BEGIN Given information
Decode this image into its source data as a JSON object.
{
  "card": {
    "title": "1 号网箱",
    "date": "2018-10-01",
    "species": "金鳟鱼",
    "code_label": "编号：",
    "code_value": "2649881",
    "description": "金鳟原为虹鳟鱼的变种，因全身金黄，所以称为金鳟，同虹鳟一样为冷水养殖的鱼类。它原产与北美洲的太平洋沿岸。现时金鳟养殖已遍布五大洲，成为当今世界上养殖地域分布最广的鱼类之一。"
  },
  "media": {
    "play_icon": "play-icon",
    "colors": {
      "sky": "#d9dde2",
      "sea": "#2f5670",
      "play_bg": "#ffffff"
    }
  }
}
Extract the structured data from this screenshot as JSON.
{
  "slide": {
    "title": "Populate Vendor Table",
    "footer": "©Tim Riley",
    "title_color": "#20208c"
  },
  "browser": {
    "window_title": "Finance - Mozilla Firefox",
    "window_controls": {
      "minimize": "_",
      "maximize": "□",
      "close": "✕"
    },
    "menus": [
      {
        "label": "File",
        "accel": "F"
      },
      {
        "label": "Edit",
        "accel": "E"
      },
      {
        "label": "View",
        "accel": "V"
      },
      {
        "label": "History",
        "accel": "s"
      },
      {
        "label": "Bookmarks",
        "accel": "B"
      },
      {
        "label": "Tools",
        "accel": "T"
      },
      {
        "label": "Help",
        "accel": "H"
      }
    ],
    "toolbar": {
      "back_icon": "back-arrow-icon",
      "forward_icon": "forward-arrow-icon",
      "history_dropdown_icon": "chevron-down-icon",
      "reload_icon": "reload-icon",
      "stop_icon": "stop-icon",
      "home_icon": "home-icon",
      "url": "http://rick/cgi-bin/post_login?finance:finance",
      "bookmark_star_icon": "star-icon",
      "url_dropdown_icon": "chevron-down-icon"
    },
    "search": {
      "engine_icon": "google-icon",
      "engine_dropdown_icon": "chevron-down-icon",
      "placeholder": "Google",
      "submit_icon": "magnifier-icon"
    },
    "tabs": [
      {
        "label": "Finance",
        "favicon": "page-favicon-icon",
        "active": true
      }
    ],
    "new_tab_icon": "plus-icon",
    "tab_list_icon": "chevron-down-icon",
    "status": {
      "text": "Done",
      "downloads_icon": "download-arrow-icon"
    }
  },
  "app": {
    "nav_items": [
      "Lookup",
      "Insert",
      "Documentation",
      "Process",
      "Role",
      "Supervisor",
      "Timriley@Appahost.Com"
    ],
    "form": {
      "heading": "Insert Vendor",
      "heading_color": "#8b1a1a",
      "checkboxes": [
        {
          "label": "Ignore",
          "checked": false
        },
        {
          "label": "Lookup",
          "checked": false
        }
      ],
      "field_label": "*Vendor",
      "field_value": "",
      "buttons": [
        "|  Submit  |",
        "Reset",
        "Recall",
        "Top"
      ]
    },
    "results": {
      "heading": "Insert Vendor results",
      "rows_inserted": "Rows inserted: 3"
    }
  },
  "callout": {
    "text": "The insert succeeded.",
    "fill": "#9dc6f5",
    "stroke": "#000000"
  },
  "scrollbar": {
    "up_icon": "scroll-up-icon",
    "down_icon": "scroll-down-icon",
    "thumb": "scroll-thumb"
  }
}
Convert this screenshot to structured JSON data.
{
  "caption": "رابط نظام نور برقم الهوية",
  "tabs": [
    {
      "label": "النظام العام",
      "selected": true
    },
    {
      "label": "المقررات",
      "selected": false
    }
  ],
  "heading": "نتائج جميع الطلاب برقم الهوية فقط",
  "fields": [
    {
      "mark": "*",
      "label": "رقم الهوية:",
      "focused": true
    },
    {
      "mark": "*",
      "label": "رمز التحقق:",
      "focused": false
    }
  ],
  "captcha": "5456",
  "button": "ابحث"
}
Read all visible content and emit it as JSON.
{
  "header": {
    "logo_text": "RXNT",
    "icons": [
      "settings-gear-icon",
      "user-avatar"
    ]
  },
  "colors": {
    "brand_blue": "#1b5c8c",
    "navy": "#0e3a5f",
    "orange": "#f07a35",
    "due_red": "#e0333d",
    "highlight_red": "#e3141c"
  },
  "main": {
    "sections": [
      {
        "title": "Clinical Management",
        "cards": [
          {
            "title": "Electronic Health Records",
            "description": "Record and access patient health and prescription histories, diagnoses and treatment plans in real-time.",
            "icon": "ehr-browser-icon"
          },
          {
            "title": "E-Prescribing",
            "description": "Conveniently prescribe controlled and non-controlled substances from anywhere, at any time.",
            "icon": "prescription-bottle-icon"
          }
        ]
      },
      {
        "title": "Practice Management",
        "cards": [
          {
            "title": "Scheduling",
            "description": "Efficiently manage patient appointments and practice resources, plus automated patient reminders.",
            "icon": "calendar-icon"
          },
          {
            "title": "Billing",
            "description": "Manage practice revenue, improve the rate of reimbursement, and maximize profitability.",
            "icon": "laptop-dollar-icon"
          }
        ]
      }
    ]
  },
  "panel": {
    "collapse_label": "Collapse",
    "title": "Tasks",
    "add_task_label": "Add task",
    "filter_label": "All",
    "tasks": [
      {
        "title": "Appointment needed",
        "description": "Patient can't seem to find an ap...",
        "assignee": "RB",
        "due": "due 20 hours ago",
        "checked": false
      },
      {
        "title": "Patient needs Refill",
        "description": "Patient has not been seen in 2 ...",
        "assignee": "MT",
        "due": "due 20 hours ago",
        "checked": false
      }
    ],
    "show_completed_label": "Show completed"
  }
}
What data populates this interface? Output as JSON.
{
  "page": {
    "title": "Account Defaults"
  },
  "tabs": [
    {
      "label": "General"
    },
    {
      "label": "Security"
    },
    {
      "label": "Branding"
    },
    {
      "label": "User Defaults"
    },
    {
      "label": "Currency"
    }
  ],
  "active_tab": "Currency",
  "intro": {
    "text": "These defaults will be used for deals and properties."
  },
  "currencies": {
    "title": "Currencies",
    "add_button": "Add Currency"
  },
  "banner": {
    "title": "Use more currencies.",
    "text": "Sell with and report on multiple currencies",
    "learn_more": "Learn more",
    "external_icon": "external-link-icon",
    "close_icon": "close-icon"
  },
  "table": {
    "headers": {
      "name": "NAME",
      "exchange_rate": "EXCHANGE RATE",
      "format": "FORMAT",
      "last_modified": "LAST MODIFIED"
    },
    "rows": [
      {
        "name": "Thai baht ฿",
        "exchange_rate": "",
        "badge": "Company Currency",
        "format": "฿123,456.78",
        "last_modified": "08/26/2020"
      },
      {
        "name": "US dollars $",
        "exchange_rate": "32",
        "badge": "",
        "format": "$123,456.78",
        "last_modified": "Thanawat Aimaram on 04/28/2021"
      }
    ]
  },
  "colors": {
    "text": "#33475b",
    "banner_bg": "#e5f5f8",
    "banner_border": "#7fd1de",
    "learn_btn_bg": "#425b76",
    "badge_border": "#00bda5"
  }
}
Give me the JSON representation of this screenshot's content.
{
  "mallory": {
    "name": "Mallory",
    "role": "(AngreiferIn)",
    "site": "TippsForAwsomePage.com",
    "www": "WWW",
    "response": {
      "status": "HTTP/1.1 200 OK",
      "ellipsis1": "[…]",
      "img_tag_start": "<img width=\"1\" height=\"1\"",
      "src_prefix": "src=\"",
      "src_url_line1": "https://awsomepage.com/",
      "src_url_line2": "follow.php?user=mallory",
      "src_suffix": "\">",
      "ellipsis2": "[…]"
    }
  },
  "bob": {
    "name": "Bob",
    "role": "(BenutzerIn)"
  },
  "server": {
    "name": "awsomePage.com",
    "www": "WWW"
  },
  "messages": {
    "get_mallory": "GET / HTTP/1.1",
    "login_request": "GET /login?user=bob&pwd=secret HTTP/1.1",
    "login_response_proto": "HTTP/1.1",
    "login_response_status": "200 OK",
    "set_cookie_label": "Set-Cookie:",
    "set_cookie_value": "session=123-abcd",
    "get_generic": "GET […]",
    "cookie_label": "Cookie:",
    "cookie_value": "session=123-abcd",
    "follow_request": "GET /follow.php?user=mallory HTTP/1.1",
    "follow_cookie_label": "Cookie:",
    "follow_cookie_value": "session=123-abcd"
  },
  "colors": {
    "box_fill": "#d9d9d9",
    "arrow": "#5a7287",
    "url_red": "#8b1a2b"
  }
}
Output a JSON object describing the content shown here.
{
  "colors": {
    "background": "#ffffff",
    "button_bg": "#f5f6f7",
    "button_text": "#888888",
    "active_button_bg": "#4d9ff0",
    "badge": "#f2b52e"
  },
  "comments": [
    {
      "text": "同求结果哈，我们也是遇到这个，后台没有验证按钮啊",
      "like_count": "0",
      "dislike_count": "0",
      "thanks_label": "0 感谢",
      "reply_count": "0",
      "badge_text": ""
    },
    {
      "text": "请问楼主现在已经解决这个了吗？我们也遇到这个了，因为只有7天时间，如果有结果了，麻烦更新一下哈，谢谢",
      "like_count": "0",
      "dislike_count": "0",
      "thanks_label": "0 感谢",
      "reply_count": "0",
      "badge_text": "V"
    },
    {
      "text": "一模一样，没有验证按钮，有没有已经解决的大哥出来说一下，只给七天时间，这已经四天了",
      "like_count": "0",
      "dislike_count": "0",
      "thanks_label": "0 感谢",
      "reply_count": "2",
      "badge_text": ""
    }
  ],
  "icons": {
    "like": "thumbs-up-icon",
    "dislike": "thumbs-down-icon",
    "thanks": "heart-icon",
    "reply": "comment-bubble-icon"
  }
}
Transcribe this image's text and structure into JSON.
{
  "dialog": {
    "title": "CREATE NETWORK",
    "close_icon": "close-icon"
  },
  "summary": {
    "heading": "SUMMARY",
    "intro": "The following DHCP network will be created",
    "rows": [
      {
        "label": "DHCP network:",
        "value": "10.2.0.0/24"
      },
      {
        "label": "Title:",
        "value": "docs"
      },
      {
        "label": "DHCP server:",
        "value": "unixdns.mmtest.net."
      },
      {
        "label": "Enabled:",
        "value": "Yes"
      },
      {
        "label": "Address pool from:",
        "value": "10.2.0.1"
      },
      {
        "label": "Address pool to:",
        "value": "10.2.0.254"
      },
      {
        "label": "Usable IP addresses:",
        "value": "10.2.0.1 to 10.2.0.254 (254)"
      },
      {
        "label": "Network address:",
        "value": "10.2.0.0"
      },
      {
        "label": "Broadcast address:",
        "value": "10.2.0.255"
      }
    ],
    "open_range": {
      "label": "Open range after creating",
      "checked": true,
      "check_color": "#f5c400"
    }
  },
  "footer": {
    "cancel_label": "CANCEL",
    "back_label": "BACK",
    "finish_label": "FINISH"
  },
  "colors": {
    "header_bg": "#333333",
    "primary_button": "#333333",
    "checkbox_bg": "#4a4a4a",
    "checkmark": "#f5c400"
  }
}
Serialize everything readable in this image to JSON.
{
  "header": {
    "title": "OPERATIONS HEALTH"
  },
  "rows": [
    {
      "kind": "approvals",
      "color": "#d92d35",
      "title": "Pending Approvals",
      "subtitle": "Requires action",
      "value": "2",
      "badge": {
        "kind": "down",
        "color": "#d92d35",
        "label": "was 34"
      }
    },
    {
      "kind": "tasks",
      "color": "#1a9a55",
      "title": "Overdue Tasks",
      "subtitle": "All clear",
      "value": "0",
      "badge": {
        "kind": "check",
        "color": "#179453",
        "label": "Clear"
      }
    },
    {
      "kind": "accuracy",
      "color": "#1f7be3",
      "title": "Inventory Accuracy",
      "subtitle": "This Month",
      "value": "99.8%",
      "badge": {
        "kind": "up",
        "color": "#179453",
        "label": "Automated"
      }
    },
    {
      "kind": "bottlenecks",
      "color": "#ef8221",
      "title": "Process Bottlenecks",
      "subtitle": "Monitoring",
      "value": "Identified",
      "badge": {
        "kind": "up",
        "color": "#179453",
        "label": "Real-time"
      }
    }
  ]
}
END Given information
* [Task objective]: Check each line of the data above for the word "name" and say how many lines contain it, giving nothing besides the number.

* [Task result]: 6